### PROBLEM REQUIREMENTS
Where does the word "true" show up in the records? Copy every line that holds it.

(Element data from apps and pages)
·····
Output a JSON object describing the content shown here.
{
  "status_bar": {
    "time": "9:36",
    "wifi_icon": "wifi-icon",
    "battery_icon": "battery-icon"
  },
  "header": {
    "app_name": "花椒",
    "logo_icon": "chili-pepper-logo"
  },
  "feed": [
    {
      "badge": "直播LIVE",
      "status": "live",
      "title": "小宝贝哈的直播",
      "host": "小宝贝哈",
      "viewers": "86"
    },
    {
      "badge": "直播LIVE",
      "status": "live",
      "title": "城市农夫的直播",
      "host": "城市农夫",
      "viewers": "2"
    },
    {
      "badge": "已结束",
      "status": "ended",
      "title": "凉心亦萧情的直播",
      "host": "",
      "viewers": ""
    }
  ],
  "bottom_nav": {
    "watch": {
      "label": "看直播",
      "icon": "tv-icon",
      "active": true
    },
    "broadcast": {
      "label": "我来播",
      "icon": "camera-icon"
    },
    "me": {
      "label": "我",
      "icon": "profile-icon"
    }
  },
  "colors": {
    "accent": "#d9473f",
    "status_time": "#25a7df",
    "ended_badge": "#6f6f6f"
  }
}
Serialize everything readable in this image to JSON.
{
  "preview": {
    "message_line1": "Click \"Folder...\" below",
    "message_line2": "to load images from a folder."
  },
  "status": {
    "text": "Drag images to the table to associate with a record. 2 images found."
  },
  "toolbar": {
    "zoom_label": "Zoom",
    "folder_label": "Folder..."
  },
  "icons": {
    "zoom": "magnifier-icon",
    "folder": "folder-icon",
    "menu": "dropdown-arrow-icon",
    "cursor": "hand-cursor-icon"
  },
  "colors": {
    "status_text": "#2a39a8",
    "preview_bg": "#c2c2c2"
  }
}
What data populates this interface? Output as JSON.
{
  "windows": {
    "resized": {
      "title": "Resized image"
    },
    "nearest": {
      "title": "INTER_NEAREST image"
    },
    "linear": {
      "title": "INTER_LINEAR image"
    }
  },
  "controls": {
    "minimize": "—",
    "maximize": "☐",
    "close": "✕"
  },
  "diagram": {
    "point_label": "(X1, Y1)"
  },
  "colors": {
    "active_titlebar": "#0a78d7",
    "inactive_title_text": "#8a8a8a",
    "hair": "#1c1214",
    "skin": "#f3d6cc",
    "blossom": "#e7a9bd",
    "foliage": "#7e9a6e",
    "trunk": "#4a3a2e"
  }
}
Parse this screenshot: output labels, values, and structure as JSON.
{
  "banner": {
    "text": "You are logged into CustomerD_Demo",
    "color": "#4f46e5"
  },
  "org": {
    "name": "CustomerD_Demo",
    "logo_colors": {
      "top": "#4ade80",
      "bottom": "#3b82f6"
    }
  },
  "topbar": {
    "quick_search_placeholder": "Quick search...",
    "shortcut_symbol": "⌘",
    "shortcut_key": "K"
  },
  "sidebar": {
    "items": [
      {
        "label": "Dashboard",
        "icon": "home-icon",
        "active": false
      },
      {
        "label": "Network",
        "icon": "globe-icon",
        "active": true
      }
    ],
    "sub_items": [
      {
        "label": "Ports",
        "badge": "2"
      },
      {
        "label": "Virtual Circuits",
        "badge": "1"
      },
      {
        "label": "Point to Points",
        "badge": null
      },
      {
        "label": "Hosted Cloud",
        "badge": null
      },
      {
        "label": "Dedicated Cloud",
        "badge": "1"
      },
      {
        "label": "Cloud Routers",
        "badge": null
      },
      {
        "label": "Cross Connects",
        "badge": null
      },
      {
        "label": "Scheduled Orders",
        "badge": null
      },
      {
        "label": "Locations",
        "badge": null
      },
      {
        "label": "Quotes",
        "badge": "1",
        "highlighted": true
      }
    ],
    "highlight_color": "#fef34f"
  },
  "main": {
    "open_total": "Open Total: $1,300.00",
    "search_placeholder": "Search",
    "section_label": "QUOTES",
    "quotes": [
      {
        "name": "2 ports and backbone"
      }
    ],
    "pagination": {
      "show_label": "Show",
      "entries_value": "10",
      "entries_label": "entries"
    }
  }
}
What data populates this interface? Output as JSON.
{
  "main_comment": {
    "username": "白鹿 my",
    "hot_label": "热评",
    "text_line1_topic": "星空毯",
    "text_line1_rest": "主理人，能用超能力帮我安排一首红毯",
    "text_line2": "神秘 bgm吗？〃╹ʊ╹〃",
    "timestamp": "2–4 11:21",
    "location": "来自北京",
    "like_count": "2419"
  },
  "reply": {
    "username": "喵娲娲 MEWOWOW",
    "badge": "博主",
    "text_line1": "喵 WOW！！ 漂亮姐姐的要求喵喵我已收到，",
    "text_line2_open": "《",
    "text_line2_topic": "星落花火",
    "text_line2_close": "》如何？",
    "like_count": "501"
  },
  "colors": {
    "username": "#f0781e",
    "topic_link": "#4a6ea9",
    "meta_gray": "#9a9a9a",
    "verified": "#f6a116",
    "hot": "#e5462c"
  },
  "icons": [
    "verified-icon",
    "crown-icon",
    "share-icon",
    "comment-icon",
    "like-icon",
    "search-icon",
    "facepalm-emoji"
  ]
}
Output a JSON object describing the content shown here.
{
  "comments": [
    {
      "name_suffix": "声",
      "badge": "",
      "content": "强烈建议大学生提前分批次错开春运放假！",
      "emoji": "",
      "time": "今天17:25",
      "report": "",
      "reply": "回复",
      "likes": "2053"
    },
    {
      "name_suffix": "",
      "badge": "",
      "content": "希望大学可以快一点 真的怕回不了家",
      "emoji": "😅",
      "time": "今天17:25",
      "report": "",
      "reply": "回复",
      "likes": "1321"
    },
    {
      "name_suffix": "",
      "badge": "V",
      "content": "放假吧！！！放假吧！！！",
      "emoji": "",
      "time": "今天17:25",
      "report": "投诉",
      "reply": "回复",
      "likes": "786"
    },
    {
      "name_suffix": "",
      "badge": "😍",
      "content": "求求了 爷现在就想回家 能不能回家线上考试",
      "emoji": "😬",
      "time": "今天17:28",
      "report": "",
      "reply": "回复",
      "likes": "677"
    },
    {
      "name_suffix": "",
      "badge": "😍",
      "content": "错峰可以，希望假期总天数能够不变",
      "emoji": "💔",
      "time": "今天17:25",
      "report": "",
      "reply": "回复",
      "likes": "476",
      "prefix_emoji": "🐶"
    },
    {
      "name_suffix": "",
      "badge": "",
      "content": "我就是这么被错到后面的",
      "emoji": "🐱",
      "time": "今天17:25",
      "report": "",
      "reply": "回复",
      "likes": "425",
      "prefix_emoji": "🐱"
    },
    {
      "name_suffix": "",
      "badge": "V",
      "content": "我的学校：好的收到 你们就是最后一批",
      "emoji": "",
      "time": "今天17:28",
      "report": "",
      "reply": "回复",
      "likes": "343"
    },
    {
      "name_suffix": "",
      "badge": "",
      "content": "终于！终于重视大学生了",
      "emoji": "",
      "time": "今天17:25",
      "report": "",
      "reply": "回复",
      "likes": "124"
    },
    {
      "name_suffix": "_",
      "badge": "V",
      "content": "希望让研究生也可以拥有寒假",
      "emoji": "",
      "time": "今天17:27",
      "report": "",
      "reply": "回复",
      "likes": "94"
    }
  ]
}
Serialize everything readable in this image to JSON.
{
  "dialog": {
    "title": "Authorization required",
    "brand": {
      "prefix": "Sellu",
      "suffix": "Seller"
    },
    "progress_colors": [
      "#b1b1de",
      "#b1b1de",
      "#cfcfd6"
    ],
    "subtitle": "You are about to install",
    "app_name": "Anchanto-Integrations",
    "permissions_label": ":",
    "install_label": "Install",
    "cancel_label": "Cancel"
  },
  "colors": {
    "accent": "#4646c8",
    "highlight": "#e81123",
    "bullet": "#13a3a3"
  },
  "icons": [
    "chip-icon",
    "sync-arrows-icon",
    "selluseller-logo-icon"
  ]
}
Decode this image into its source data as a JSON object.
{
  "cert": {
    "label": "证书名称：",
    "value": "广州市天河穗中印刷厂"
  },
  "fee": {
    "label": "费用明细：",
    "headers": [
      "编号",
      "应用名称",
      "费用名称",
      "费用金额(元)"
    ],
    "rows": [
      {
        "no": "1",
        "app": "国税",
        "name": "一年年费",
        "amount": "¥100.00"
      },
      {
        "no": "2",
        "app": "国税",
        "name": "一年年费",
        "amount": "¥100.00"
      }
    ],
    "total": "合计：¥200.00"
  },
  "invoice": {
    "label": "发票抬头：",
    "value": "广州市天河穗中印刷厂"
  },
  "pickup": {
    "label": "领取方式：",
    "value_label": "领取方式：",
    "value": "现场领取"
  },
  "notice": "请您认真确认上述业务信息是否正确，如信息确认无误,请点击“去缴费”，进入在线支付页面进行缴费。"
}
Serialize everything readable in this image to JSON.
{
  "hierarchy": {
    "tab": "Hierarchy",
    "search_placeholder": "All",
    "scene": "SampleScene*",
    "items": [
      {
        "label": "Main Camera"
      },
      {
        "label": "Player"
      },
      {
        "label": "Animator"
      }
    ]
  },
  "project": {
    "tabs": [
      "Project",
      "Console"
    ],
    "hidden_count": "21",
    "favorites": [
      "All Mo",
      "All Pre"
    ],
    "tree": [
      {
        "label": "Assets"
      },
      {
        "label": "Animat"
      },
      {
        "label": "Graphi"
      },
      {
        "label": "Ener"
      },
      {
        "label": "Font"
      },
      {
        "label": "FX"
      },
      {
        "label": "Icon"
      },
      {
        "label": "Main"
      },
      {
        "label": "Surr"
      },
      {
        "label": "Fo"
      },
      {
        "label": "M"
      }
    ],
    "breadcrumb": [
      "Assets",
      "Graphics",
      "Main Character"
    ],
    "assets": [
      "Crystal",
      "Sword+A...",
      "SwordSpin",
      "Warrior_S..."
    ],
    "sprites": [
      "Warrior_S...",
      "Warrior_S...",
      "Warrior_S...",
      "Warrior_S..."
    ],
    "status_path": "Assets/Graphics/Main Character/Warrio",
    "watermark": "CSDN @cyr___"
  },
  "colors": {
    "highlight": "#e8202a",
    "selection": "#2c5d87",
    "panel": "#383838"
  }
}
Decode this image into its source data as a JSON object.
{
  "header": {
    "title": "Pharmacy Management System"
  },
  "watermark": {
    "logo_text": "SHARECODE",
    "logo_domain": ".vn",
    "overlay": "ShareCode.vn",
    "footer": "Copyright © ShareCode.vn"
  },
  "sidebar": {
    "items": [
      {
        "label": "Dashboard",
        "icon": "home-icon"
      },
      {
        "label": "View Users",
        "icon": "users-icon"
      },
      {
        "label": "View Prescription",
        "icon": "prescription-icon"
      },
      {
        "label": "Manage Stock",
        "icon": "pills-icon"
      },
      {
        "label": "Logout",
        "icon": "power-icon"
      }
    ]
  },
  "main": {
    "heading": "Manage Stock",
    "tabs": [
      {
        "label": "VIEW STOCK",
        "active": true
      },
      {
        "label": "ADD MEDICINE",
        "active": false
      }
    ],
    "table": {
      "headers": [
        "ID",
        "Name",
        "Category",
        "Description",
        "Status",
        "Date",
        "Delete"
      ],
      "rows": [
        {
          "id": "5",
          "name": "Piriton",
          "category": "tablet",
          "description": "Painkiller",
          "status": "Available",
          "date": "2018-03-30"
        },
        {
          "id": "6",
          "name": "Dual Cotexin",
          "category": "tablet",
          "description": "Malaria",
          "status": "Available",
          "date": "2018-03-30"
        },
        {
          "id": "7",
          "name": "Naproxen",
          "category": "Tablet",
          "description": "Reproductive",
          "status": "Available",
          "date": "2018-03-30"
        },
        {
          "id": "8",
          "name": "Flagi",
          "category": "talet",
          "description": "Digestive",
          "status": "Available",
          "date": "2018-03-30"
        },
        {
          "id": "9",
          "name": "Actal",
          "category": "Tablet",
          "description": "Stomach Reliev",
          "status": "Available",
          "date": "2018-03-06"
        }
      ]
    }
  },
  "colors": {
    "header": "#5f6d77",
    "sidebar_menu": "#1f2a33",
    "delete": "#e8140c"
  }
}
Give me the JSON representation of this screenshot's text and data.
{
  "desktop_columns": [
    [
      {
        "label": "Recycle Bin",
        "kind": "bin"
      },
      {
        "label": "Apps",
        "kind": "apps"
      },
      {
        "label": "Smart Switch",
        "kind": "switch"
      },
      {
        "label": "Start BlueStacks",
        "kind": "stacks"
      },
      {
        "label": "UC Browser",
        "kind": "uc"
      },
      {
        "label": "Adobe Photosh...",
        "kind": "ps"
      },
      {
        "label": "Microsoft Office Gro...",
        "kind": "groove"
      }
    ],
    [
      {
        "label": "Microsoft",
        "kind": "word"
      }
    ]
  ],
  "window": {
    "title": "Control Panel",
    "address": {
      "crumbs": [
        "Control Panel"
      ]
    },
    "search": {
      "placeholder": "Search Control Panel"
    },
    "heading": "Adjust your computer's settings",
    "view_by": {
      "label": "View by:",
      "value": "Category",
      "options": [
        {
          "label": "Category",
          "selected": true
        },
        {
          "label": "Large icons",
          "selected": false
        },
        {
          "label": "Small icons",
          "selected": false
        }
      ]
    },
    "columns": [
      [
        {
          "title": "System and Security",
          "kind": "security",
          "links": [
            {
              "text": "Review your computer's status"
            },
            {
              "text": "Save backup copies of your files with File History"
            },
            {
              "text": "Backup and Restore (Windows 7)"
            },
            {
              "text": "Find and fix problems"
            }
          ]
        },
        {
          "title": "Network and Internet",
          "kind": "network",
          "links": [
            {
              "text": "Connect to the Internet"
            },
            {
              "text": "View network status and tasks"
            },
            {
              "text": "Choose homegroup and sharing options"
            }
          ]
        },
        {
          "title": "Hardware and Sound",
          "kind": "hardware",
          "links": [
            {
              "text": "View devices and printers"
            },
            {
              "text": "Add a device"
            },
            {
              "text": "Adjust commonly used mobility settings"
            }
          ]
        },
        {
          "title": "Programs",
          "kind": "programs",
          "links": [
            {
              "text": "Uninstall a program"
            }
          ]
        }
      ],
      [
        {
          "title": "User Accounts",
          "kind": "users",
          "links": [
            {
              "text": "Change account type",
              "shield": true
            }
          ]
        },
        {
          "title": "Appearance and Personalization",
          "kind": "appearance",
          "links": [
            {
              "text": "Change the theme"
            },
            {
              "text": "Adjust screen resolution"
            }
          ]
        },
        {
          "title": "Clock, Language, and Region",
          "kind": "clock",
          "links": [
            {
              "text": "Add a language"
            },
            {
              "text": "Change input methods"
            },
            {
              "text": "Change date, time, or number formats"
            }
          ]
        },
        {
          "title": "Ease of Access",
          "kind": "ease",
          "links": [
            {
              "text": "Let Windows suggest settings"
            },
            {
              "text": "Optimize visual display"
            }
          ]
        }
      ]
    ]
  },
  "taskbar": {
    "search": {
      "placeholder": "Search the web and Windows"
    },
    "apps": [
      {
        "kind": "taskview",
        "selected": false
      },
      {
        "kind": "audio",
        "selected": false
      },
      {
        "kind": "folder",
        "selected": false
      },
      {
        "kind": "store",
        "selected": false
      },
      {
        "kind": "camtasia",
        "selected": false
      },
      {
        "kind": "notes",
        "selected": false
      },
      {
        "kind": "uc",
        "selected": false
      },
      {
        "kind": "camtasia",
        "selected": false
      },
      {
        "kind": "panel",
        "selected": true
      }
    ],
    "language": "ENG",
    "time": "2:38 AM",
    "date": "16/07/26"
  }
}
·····
### RESULT FOR THIS EXERCISE
      "active": true
        "active": true
        "highlighted": true
        "active": true
          "selected": true
              "shield": true
        "selected": true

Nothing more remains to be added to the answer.